In 2019, the UK introduced the Internal Market Bill, admitting that because some of its clauses breached the Protocol, it therefore breached international law.
Relations plummeted and, with the EU threatening not to conclude the Trade and Cooperation Agreement (TCA), London was forced to drop the offending clauses.
The EU did reach agreement with Downing Street on grace periods and flexibilities, so in that sense London did gain some concessions.
Nearly six years after the Brexit referendum, the EU and Northern Ireland remain hostage to Tory Party machinations.
This time around, there is no trade agreement pending so the UK has the luxury of stringing the threat out and allowing a stalemate in Northern Ireland to focus EU minds.
Now, more than in 2019, a bad faith gambit by the UK will put the EU at a disadvantage, even if EU officials were expecting some kind of escalation from London.
A scrap with Britain, while all the EU's political resources are focused on the Ukraine war, is not what capitals want.

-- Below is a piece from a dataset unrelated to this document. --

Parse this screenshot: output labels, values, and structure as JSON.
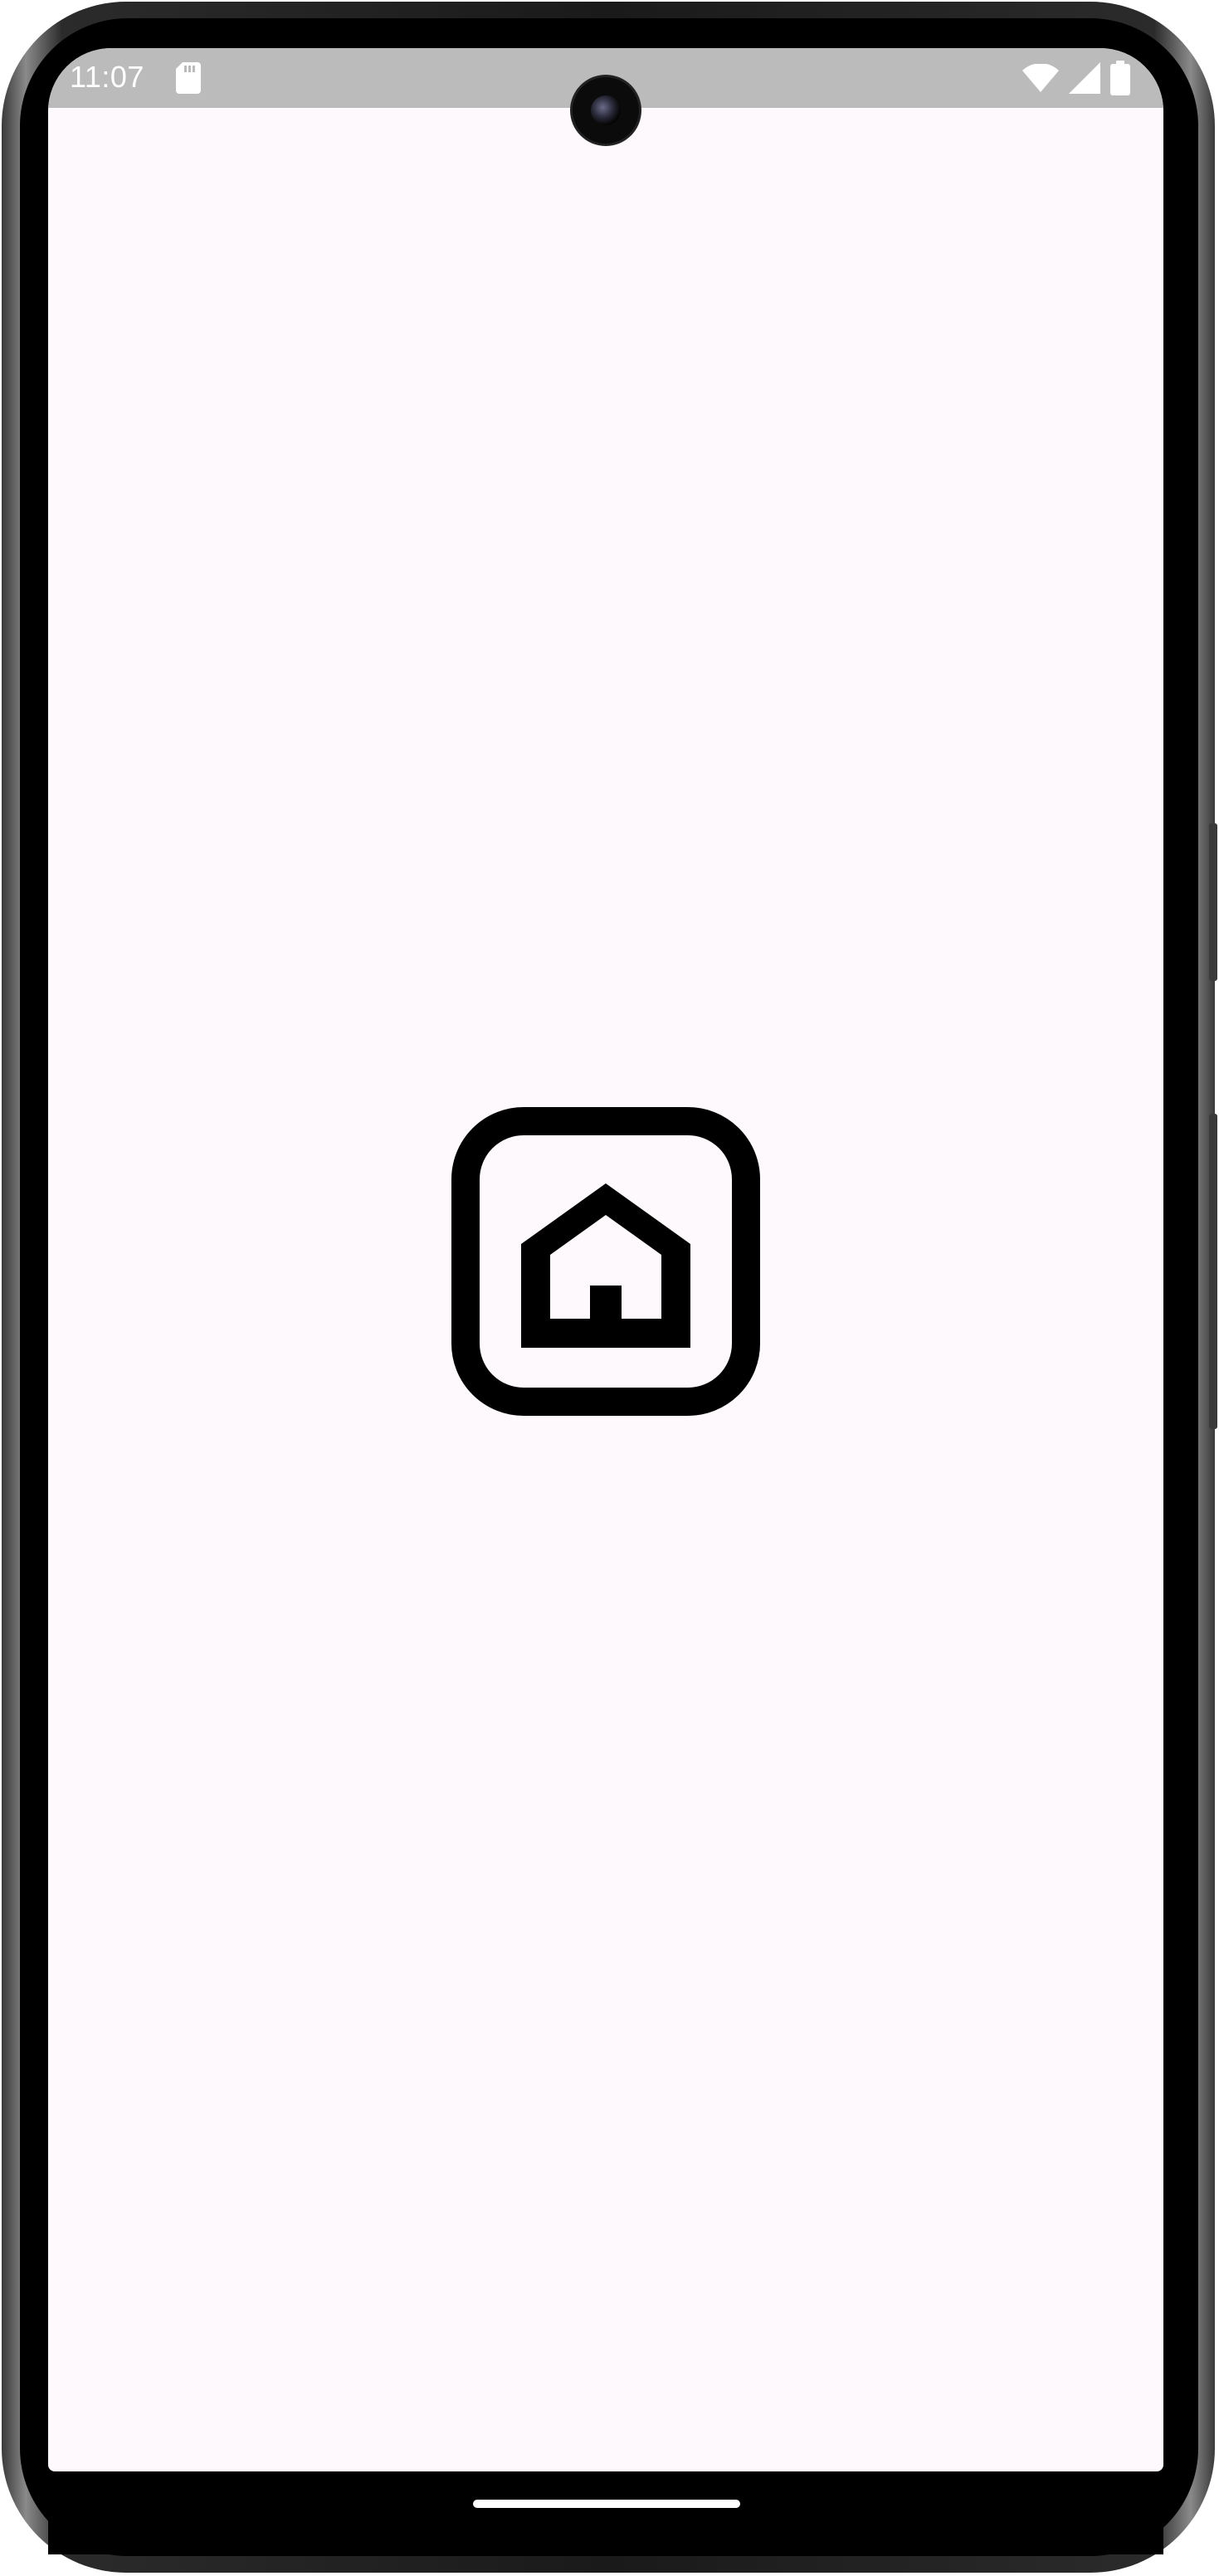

"It's part of the UK’s calculation," says one Brussels source. "For the EU it's a very uncomfortable position to be in. It's not an unforeseen one. It's been clear, it's not like this is a big surprise."
If the elections deliver a pro-Protocol majority, Brussels will feel, however, that it has a moral edge to continue with what it calls its "pragmatic" approach to the issues.
How the Biden Administration reacts will also be key (a pause on a US-UK free trade deal would be likely).
There is every possibility that after the elections the EU will adopt a more flexible approach, but not if it believes the UK will bank those concessions and then ask for more, or if they are doing it under duress.
So, nearly six years after the Brexit referendum, the EU and Northern Ireland remain hostage to Tory Party machinations.